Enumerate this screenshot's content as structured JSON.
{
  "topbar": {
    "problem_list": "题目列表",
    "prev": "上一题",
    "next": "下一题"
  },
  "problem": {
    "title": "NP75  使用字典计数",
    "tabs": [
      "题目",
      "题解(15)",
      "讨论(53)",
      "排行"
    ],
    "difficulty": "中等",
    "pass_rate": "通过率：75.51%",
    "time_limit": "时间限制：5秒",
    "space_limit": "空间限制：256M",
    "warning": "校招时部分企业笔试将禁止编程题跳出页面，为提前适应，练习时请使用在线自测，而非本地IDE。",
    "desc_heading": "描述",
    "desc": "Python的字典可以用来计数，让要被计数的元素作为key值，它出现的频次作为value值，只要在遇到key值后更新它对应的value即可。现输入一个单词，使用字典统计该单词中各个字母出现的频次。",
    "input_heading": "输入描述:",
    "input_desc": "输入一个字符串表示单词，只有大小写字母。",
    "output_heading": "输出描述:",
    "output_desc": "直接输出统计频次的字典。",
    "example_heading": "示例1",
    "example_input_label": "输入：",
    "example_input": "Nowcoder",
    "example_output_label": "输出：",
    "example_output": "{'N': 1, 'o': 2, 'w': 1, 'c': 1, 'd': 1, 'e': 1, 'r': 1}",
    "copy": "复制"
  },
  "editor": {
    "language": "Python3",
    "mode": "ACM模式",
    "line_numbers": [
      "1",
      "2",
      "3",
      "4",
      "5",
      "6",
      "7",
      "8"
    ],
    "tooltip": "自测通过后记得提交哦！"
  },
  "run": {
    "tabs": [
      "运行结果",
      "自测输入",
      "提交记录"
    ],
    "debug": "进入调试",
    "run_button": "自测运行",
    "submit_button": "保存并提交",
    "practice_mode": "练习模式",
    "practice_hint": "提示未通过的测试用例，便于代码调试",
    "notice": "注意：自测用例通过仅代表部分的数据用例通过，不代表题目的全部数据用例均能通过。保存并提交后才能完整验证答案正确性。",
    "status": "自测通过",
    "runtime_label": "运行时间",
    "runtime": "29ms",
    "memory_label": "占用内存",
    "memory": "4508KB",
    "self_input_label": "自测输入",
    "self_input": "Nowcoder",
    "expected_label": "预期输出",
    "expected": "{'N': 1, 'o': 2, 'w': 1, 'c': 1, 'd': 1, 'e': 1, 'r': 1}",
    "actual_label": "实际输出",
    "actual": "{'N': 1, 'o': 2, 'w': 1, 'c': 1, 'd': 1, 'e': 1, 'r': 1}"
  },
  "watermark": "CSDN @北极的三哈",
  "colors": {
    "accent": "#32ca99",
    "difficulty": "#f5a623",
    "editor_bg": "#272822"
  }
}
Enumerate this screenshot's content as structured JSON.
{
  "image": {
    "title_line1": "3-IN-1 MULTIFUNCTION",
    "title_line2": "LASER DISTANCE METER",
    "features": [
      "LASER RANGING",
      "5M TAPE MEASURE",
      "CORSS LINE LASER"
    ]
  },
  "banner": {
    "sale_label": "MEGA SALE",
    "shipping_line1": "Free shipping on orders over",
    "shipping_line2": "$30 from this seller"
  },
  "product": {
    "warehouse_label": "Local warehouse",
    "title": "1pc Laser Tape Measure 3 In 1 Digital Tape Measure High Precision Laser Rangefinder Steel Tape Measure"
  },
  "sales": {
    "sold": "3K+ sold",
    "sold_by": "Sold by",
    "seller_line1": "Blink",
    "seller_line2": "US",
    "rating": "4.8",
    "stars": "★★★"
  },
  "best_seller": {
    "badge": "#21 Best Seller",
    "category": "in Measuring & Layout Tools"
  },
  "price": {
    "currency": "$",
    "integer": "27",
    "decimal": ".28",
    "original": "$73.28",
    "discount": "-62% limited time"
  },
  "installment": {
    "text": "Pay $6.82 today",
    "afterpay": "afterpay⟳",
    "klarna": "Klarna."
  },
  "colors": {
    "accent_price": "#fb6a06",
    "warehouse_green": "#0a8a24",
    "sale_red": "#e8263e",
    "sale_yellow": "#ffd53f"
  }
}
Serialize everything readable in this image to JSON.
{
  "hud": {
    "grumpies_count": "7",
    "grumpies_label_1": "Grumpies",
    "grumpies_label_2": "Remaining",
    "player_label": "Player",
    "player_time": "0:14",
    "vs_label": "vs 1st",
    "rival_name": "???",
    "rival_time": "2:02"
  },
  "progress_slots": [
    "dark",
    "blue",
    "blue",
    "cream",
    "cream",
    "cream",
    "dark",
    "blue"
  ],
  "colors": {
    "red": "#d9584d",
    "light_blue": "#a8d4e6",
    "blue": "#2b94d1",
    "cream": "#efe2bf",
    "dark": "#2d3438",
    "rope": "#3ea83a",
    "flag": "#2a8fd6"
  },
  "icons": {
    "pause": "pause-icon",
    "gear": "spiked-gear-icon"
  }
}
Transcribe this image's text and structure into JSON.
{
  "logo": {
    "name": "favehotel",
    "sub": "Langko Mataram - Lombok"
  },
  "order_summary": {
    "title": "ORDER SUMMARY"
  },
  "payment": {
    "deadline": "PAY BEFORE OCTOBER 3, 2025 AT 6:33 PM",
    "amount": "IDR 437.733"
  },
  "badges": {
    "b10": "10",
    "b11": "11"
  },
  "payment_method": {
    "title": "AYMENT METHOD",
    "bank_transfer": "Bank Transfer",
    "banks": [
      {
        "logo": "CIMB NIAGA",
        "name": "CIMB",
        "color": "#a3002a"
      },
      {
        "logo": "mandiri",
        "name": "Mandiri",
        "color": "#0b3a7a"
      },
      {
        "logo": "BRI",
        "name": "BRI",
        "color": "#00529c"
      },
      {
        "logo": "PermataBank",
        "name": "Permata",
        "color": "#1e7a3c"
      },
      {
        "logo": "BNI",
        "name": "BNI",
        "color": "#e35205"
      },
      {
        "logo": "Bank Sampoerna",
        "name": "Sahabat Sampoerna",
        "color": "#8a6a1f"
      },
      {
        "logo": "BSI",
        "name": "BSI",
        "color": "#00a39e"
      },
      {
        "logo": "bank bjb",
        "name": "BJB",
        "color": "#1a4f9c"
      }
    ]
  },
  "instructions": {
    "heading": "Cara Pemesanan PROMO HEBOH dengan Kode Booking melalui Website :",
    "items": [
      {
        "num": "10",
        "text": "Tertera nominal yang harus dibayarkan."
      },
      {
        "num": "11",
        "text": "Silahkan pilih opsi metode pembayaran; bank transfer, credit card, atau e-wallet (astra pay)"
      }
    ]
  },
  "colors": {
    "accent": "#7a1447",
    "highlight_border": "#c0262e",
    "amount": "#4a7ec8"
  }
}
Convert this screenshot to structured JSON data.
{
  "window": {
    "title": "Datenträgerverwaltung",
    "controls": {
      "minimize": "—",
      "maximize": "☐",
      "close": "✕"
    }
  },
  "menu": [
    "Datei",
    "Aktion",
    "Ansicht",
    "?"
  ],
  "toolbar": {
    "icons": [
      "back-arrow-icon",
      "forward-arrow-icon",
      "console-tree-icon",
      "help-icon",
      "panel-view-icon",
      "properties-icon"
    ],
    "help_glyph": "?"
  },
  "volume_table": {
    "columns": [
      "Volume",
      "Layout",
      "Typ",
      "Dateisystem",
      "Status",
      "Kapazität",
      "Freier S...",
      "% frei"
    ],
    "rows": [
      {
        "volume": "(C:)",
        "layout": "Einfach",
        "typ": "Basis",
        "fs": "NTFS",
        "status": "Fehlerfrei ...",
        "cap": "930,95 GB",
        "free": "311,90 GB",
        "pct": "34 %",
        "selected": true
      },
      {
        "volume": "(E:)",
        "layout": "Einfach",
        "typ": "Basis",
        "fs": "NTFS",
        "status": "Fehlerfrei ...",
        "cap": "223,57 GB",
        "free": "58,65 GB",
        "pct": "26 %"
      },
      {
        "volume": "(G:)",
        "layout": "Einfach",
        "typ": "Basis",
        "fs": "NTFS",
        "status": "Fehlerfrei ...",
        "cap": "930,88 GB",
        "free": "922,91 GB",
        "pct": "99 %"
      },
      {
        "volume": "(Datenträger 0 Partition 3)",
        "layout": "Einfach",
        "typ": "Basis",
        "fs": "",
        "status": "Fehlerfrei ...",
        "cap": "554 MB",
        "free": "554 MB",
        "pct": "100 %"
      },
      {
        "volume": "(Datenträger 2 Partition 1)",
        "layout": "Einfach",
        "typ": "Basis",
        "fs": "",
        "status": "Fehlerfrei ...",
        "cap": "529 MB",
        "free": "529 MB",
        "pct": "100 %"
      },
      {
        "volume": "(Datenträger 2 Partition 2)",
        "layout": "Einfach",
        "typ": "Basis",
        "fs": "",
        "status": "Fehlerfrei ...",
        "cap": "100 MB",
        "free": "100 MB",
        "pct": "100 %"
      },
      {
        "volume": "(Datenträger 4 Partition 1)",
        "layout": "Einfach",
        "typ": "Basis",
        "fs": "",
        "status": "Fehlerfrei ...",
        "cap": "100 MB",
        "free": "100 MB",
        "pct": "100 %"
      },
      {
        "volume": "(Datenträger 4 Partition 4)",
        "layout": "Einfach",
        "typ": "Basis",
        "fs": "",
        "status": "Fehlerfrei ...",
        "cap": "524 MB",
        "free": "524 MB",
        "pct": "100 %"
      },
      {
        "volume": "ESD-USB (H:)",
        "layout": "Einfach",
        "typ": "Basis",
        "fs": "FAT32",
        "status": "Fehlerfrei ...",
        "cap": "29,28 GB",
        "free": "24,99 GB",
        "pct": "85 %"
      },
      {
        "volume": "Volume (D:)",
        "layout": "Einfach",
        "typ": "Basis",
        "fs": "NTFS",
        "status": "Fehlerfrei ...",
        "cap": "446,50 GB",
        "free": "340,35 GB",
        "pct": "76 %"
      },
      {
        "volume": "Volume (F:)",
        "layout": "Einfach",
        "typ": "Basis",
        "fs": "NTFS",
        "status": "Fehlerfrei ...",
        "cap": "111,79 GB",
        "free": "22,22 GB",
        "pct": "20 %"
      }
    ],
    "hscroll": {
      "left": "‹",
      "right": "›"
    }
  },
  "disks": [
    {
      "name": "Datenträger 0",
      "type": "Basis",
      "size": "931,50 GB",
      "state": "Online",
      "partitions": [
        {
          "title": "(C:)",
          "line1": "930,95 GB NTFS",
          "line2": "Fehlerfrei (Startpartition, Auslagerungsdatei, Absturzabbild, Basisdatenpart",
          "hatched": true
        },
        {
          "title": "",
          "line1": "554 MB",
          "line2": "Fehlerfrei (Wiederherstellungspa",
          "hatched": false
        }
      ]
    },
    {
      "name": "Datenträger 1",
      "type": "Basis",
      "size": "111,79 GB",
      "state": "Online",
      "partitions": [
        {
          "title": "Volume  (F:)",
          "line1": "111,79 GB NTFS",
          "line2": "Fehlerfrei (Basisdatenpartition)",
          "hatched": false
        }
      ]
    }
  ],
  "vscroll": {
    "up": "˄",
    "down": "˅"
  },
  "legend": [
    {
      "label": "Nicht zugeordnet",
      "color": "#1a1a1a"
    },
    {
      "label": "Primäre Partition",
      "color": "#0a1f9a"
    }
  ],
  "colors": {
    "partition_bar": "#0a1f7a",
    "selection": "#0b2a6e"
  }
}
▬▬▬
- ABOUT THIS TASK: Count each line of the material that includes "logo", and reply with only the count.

- SOLUTION TO THIS EXERCISE: 9